The unrestricted funds, spread over two years, will go toward general expenses, augmenting the $1.5 million the UC Office of the President gives annually to operate the mountaintop observatory for the 10-campus UC system.
“This is very exciting,” said UC Berkeley astronomy professor Alex Filippenko, who has been beating the bushes for funds to operate the observatory after UC support dropped as a result of the recent recession.
“Astronomy is the ‘gateway science’—kids are enthralled by cosmic discoveries, spectacular images, and far-out concepts, which can inspire them to pursue technical fields such as applied physics, engineering and computer science,” Filippenko said. “So there’s a real opportunity to make a difference, through the research, education and public outreach we do at Lick Observatory.”
“I am delighted that Google is supporting the Lick effort and thus helping provide UC students with unique hands-on experiences in valuable astronomy research,” said UC Berkeley Vice Chancellor for Research Graham Fleming.
Lick Observatory, located atop Mt. Hamilton east of San Jose, was established in 1888 and currently houses seven telescopes, including the Katzman Automatic Imaging Telescope run by Filippenko, which scans the sky each night in search of exploding stars (supernovae) and helps astronomers understand the accelerating expansion of the universe and dark energy. Another robotic telescope, the Automated Planet Finder, closely examines many stars each night to find planets that may be orbiting them.
Faculty, researchers, postdoctoral scholars and students throughout the UC system can observe remotely on the main general-use telescopes, the three-meter Shane telescope and the one-meter Nickel telescope. “These telescopes provide undergraduates with a unique opportunity to participate in substantial astronomical research,” Filippenko said. “I have about a dozen undergraduate students doing Lick research now, many more than ever before.”
Before the recession, Lick’s budget was about $2.5 million annually to support astronomers and students from eight of the 10 UC campuses as well as the UC-managed Department of Energy labs. Most of the first 100 planets orbiting other stars were discovered at Lick using a forefront instrument that was the best of its kind at the time.
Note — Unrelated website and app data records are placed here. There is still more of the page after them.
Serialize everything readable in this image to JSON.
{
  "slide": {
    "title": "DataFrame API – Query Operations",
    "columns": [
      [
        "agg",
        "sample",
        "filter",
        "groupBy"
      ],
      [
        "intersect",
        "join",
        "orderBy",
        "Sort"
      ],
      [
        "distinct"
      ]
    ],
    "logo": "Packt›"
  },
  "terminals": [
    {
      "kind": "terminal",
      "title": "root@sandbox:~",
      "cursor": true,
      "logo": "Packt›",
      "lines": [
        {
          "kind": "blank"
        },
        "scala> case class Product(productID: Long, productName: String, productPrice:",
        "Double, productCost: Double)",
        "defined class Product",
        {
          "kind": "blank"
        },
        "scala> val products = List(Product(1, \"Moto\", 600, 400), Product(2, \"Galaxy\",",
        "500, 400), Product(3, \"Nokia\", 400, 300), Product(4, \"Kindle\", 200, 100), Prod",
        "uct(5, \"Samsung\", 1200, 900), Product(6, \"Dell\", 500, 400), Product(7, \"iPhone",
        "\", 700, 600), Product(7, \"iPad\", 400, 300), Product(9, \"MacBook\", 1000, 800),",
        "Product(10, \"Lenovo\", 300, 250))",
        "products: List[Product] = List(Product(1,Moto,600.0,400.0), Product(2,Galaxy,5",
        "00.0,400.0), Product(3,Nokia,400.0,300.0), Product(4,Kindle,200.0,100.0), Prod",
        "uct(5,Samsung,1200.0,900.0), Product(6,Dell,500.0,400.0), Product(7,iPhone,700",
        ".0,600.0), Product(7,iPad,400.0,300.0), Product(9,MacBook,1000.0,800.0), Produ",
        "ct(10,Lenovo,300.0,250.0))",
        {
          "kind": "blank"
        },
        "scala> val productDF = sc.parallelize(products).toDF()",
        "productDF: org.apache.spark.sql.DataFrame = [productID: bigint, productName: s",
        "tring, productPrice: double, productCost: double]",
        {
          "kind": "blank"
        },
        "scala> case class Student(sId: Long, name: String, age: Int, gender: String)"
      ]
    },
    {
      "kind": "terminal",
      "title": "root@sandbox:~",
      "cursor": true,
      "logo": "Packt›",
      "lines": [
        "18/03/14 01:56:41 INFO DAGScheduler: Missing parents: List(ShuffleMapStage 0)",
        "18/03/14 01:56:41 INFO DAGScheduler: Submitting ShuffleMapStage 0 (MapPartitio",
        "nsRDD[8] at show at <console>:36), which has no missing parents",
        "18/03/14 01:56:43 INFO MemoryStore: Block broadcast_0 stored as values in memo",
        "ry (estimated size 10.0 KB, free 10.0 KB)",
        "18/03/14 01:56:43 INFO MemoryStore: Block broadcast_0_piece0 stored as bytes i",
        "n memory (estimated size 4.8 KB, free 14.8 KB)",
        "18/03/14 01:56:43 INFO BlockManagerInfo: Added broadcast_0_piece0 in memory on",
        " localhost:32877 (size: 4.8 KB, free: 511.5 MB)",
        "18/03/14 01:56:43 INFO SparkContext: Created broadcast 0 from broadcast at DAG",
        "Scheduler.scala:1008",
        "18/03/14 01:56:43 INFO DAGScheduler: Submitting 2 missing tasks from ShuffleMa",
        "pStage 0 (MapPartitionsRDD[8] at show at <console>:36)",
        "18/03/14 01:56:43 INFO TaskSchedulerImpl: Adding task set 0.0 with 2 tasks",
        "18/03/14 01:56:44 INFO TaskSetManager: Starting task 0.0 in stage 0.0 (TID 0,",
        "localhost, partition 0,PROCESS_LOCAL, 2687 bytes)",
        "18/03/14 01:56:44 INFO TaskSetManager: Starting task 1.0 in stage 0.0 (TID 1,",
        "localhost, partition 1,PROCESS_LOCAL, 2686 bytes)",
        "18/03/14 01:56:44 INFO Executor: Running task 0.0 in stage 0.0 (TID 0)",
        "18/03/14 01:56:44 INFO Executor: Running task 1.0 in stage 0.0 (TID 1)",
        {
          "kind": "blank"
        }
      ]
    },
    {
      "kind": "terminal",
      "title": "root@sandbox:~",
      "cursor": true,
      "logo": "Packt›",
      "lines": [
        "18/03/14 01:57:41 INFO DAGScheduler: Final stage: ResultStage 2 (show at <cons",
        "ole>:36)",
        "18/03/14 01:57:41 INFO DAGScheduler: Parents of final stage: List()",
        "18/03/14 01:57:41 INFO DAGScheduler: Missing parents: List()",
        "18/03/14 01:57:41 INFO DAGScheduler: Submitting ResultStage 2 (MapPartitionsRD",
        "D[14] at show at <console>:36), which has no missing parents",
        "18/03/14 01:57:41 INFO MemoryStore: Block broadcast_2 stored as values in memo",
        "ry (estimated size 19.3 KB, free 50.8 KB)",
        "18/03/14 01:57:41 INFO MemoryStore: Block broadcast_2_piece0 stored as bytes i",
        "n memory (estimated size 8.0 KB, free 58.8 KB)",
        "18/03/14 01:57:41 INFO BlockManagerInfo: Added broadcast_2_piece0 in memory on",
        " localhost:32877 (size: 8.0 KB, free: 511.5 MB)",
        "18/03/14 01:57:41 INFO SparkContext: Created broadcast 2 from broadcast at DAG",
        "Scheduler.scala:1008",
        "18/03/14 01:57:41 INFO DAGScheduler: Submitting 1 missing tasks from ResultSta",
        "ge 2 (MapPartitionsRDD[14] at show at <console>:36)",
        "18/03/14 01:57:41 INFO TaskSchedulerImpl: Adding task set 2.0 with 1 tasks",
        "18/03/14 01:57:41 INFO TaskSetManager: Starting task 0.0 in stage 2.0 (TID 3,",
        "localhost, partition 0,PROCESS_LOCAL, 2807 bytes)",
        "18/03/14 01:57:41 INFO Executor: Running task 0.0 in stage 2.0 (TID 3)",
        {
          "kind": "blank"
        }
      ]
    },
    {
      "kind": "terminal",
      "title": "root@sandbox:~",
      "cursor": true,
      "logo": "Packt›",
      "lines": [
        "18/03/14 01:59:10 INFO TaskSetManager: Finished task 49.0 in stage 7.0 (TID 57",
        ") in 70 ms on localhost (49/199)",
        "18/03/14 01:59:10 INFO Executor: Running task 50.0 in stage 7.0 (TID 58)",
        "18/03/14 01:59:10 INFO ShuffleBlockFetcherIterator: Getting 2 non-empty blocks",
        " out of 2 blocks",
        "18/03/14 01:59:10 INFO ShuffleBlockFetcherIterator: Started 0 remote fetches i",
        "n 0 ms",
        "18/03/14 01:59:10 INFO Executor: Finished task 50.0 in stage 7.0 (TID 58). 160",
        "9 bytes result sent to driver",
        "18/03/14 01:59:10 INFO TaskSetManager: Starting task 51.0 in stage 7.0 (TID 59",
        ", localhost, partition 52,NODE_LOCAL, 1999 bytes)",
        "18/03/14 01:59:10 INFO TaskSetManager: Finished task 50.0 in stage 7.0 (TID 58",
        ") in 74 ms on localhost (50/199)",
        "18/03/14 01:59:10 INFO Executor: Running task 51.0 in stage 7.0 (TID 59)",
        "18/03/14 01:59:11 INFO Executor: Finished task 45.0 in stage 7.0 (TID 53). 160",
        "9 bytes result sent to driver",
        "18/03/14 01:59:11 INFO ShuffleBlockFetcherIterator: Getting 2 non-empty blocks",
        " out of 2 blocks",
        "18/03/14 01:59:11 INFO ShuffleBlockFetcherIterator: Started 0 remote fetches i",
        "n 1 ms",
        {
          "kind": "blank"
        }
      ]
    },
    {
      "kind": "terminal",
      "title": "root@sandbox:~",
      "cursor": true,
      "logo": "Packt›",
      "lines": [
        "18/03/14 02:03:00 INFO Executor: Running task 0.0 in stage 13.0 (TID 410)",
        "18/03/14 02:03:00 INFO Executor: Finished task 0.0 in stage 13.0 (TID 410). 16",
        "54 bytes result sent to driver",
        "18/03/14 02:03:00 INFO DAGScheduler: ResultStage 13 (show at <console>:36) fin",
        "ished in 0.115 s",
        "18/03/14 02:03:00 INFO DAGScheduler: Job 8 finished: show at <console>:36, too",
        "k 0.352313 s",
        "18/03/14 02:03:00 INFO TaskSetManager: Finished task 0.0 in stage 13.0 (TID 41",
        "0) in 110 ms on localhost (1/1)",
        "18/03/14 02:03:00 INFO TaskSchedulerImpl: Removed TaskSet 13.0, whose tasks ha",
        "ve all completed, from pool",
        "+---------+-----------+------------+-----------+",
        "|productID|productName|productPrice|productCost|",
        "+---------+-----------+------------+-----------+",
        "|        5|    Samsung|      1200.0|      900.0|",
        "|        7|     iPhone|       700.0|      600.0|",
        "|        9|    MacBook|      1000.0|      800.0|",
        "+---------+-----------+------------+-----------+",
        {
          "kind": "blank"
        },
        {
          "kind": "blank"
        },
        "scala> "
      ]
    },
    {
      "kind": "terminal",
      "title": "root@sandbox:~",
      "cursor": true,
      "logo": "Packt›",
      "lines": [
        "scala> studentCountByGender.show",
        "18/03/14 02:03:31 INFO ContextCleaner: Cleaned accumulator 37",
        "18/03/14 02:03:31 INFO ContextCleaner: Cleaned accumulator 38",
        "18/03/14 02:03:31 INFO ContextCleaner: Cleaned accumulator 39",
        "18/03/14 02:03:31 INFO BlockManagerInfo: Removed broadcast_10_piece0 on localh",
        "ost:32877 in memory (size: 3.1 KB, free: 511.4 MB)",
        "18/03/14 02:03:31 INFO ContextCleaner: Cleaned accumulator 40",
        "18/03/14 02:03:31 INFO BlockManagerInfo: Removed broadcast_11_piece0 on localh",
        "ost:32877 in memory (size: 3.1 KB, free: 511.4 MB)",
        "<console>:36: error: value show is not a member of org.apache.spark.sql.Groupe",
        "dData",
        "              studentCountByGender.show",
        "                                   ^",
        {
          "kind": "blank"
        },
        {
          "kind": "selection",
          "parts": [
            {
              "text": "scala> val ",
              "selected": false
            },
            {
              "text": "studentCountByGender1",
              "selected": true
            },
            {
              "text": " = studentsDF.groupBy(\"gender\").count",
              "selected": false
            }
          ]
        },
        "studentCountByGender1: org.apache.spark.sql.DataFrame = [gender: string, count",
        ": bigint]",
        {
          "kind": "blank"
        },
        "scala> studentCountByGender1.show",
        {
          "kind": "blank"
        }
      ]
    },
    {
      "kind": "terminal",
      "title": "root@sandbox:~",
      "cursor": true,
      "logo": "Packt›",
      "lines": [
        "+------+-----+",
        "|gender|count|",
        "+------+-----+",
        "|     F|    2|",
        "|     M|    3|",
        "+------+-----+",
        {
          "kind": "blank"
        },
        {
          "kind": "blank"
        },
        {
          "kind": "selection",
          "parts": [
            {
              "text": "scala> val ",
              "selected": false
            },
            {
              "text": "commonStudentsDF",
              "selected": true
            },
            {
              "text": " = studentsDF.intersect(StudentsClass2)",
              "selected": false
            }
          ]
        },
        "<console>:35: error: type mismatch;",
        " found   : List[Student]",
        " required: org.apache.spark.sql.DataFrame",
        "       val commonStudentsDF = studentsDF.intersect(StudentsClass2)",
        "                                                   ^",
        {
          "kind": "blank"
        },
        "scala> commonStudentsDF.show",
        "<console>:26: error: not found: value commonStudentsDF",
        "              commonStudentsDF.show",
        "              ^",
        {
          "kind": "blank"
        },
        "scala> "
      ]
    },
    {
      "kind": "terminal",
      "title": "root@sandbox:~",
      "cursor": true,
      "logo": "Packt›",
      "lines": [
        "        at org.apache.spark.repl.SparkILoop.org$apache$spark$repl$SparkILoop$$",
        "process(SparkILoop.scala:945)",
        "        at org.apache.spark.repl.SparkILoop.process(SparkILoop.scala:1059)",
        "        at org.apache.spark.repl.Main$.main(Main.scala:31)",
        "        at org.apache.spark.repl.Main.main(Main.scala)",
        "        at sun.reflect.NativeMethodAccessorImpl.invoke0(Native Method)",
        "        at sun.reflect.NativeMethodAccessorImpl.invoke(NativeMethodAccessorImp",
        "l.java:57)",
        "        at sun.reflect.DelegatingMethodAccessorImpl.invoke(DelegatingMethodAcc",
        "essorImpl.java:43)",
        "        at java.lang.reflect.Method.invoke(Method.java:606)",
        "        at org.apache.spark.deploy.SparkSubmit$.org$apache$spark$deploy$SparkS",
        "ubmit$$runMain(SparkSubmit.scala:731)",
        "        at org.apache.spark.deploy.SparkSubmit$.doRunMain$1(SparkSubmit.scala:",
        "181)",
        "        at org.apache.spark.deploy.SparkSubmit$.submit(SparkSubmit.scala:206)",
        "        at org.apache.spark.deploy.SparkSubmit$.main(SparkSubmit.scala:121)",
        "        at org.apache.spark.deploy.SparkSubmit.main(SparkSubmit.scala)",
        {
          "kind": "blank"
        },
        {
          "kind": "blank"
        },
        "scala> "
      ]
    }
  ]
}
Lick observations also helped reveal the presence of giant black holes in the centers of galaxies.
The telescopes are used not only for original observing in the optical and infrared, but also to design and test new instruments destined for larger telescopes, such as the 10-meter Keck telescopes. For example, development of laser guide star adaptive optics, which allows the world’s largest telescopes to stabilize their images to improve sharpness and achieve results in some ways superior to those of the Hubble Space Telescope, was pioneered at Lick.
“At this time, UC is providing basic support at $1.5 million per year, but we really need at least $2.5 million per year to improve the observatory, moving forward vigorously at the cutting edge of research and education. To maintain and expand Lick in the long run, we seek an endowment of about $50 million,” Filippenko said. The interest on that endowment would be used to provide annual operating funds. “This major award from Google should go far, giving us time to raise additional funds.”